In addition to choosing your activities, you need to pack smart. The island is remote, and help is going to be more difficult to acquire or take longer. Packing smart includes having enough knowledge and physical resources to manage being on the island and the Upper Peninsula without the assistance of a cell phone, as service up here is not dependable. There is also no public Wi-Fi. Other gear you should have include, at the very least, layers of clothing, rain gear, sturdy shoes, extra food, medications, a water bottle, extra drinking water, and a first aid kit.
Something you should know: Pets are not allowed in this national park.
Keweenaw National Historic Park
Camping specs: If you’re looking for quiet, natural beauty, then you’re bound to experience it first-hand in the Keweenaw Peninsula.
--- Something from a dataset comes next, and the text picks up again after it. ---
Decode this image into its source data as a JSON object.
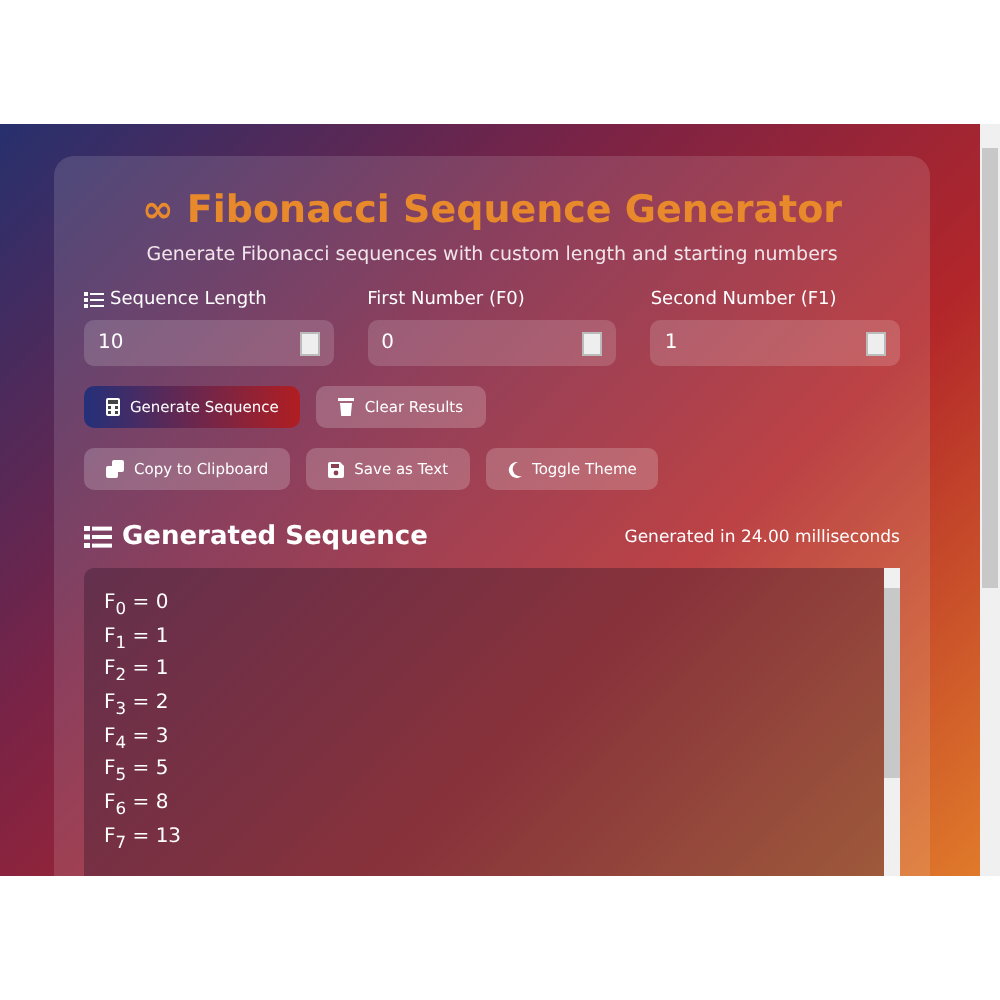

There are several private campgrounds to choose from, three state parks with sites (visit each state park for maps and pricing information), and many local communities host campgrounds as well. Even though this area of the state is more remote than others, it’s still a huge draw for travelers, so sites tend to book early and fast for summer. It’s best to plan ahead and stick to the plan.
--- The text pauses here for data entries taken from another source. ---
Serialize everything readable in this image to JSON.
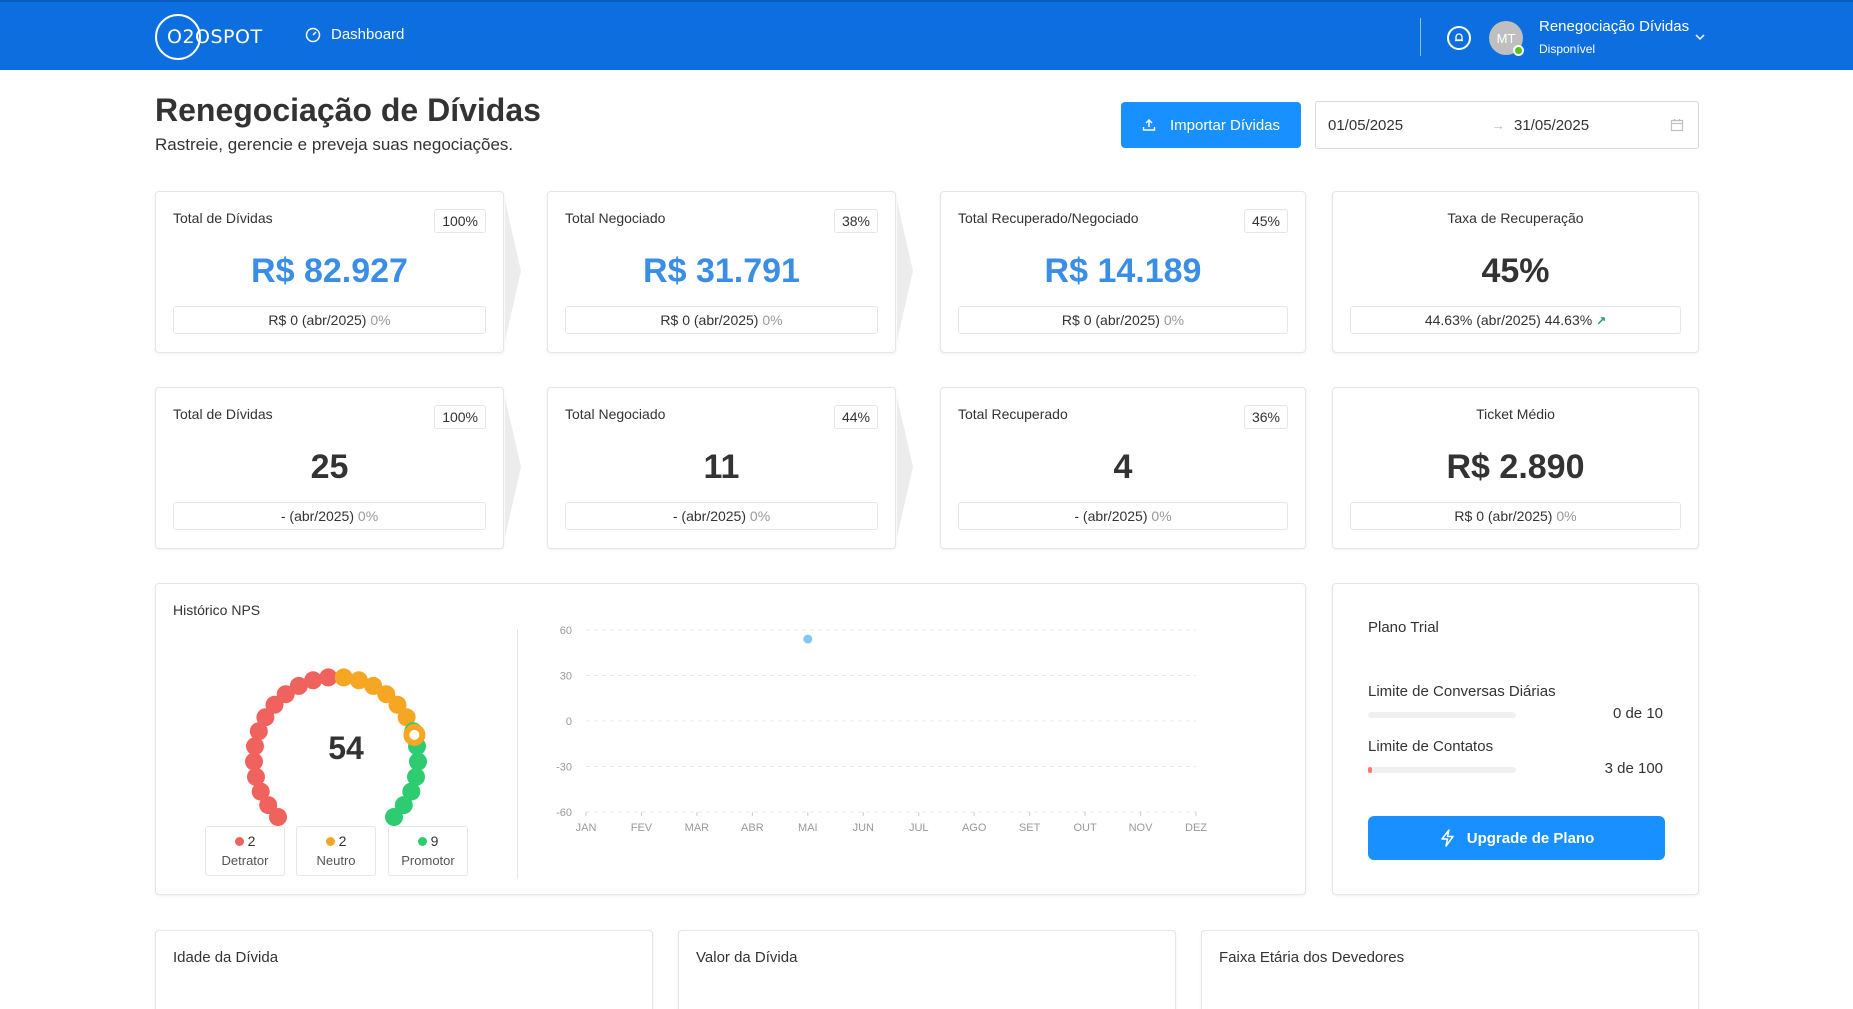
{
  "topbar": {
    "logo_text": "O2OSPOT",
    "nav_dashboard": "Dashboard",
    "avatar_initials": "MT",
    "user_name": "Renegociação Dívidas",
    "user_status": "Disponível"
  },
  "header": {
    "title": "Renegociação de Dívidas",
    "subtitle": "Rastreie, gerencie e preveja suas negociações.",
    "import_button": "Importar Dívidas",
    "date_from": "01/05/2025",
    "date_to": "31/05/2025"
  },
  "stats_row1": [
    {
      "label": "Total de Dívidas",
      "pct": "100%",
      "value": "R$ 82.927",
      "foot_main": "R$ 0 (abr/2025)",
      "foot_delta": "0%"
    },
    {
      "label": "Total Negociado",
      "pct": "38%",
      "value": "R$ 31.791",
      "foot_main": "R$ 0 (abr/2025)",
      "foot_delta": "0%"
    },
    {
      "label": "Total Recuperado/Negociado",
      "pct": "45%",
      "value": "R$ 14.189",
      "foot_main": "R$ 0 (abr/2025)",
      "foot_delta": "0%"
    },
    {
      "label": "Taxa de Recuperação",
      "value": "45%",
      "foot_main": "44.63% (abr/2025)",
      "foot_delta": "44.63%",
      "foot_arrow": "↗"
    }
  ],
  "stats_row2": [
    {
      "label": "Total de Dívidas",
      "pct": "100%",
      "value": "25",
      "foot_main": "- (abr/2025)",
      "foot_delta": "0%"
    },
    {
      "label": "Total Negociado",
      "pct": "44%",
      "value": "11",
      "foot_main": "- (abr/2025)",
      "foot_delta": "0%"
    },
    {
      "label": "Total Recuperado",
      "pct": "36%",
      "value": "4",
      "foot_main": "- (abr/2025)",
      "foot_delta": "0%"
    },
    {
      "label": "Ticket Médio",
      "value": "R$ 2.890",
      "foot_main": "R$ 0 (abr/2025)",
      "foot_delta": "0%"
    }
  ],
  "nps": {
    "title": "Histórico NPS",
    "score": "54",
    "legend": [
      {
        "count": "2",
        "name": "Detrator",
        "color": "#f0625d"
      },
      {
        "count": "2",
        "name": "Neutro",
        "color": "#f5a623"
      },
      {
        "count": "9",
        "name": "Promotor",
        "color": "#2ecc71"
      }
    ],
    "colors": {
      "detractor": "#f0625d",
      "neutral": "#f5a623",
      "promoter": "#2ecc71",
      "point": "#85c6f5"
    }
  },
  "chart_data": {
    "type": "scatter",
    "categories": [
      "JAN",
      "FEV",
      "MAR",
      "ABR",
      "MAI",
      "JUN",
      "JUL",
      "AGO",
      "SET",
      "OUT",
      "NOV",
      "DEZ"
    ],
    "y_ticks": [
      "60",
      "30",
      "0",
      "-30",
      "-60"
    ],
    "ylim": [
      -60,
      60
    ],
    "grid": true,
    "points": [
      {
        "x": "MAI",
        "y": 54
      }
    ]
  },
  "plan": {
    "title": "Plano Trial",
    "conversations_label": "Limite de Conversas Diárias",
    "conversations_value": "0 de 10",
    "conversations_fraction": 0,
    "contacts_label": "Limite de Contatos",
    "contacts_value": "3 de 100",
    "contacts_fraction": 0.03,
    "upgrade_button": "Upgrade de Plano"
  },
  "bottom": {
    "age_title": "Idade da Dívida",
    "value_title": "Valor da Dívida",
    "age_range_title": "Faixa Etária dos Devedores"
  }
}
Things to do: Jutting up the northern portion of the state, the Keweenaw is awash with beauty and rugged splendor. Here is truly one of the few true areas of wilderness. The area was a huge attraction for copper miners back in the day, but its cultural history can be dated back 7,000 years. There are several heritage sites that operate independently of the National Park Service; it’s up to you to decide which sites you want to see along the stretch of this magnificent peninsula. Your options include: Adventure Mining Company, A. E. Seaman Mineral Museum, Calumet Theatre, Carnegie Museum, Chassell Heritage Center, Copper Range Historical Museum, Coppertown Mining Museum, Delaware Copper Mine, Finnish American Heritage Center, Fort Wilkins, Hanka Homestead Museum, Laurium Manor Mansion, Old Victoria, Porcupine Mountains Wilderness State Park, and Quincy Mine. You will also want to incorporate several sites managed by the Keweenaw County Historical Society – the Eagle Harbor Lighthouse Museum Complex, Rathbone School, Eagle Harbor Lifesaving Station, Central Mine, Phoenix Church, Bammert Blacksmith Shop, Eagle River Museum, and the Historic School at Gay.
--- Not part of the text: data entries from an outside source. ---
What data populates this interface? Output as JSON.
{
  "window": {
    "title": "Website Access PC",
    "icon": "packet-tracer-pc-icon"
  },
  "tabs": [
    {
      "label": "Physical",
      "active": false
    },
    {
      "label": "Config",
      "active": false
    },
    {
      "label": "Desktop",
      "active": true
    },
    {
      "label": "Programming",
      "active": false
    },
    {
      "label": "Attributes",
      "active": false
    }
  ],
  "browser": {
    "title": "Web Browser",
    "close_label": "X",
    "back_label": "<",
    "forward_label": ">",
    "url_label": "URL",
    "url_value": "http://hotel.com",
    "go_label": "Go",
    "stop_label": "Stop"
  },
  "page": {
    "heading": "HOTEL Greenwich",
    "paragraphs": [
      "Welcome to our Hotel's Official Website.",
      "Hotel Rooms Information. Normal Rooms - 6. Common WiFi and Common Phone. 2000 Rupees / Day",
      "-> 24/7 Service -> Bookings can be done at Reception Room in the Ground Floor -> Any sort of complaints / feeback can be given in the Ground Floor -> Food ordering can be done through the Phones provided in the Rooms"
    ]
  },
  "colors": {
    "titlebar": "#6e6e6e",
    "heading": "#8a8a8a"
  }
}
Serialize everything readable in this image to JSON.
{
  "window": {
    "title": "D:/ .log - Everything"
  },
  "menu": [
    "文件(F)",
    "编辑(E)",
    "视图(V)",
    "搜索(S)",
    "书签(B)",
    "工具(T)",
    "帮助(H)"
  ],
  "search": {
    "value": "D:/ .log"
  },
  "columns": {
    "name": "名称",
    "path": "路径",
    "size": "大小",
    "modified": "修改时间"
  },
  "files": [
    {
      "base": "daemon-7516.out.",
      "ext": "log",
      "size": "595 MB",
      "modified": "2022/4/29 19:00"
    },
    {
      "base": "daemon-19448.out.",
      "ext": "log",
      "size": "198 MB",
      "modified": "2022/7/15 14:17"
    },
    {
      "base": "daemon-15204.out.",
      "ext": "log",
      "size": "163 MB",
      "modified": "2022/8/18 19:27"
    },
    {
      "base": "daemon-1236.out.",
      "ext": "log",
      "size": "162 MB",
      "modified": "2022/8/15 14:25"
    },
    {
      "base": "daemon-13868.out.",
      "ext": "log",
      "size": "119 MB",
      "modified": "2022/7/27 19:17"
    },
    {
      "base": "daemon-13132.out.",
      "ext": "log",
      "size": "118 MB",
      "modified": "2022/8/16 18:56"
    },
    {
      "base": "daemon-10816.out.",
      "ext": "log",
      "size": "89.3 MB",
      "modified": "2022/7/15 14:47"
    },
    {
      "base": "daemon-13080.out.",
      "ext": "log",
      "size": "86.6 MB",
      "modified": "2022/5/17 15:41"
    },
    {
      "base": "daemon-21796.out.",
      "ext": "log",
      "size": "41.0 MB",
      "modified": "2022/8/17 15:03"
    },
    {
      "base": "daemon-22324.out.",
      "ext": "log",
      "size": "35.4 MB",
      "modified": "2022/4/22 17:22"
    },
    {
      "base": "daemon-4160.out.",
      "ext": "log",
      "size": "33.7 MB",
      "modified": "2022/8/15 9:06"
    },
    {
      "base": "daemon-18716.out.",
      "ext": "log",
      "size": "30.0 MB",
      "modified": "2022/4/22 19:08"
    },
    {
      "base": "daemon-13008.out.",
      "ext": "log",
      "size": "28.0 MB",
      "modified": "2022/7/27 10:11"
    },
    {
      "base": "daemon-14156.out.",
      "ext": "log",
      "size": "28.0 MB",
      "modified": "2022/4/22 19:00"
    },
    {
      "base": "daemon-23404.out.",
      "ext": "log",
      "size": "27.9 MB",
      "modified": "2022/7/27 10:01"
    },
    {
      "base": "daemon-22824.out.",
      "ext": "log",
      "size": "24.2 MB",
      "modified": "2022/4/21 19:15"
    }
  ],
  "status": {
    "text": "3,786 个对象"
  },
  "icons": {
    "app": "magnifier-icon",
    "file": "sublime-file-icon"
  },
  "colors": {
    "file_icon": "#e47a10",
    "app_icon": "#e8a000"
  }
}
But it’s likely the natural beauty of the peninsula that attracted you in the first place. There are dozens of beaches with access to Lake Superior, hundreds of miles of hiking and biking trails, waterfalls to visit, and more. Honestly, there’s so much that we can’t even make a list. To assist with your planning efforts, check out www.visitkeweenaw.com/outdoors and www.uptravel.com.